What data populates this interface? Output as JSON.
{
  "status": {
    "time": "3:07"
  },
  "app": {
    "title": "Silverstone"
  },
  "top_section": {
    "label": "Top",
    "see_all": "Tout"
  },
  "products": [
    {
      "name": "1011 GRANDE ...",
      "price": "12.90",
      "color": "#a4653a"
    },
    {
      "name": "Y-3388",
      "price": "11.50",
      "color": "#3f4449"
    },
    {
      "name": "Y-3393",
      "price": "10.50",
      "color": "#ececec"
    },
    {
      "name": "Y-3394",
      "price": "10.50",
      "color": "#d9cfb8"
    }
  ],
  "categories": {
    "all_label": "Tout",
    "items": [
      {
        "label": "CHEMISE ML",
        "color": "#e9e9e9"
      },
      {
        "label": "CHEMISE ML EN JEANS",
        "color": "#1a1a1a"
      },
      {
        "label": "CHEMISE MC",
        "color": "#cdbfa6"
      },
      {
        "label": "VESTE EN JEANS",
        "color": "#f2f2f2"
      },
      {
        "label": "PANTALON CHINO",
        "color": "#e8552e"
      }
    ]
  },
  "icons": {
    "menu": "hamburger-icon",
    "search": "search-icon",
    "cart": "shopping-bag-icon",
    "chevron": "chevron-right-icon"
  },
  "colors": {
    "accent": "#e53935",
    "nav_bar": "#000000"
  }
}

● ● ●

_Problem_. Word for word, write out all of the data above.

_Exercise response_.
What data populates this interface? Output as JSON.
{
  "status": {
    "time": "3:07"
  },
  "app": {
    "title": "Silverstone"
  },
  "top_section": {
    "label": "Top",
    "see_all": "Tout"
  },
  "products": [
    {
      "name": "1011 GRANDE ...",
      "price": "12.90",
      "color": "#a4653a"
    },
    {
      "name": "Y-3388",
      "price": "11.50",
      "color": "#3f4449"
    },
    {
      "name": "Y-3393",
      "price": "10.50",
      "color": "#ececec"
    },
    {
      "name": "Y-3394",
      "price": "10.50",
      "color": "#d9cfb8"
    }
  ],
  "categories": {
    "all_label": "Tout",
    "items": [
      {
        "label": "CHEMISE ML",
        "color": "#e9e9e9"
      },
      {
        "label": "CHEMISE ML EN JEANS",
        "color": "#1a1a1a"
      },
      {
        "label": "CHEMISE MC",
        "color": "#cdbfa6"
      },
      {
        "label": "VESTE EN JEANS",
        "color": "#f2f2f2"
      },
      {
        "label": "PANTALON CHINO",
        "color": "#e8552e"
      }
    ]
  },
  "icons": {
    "menu": "hamburger-icon",
    "search": "search-icon",
    "cart": "shopping-bag-icon",
    "chevron": "chevron-right-icon"
  },
  "colors": {
    "accent": "#e53935",
    "nav_bar": "#000000"
  }
}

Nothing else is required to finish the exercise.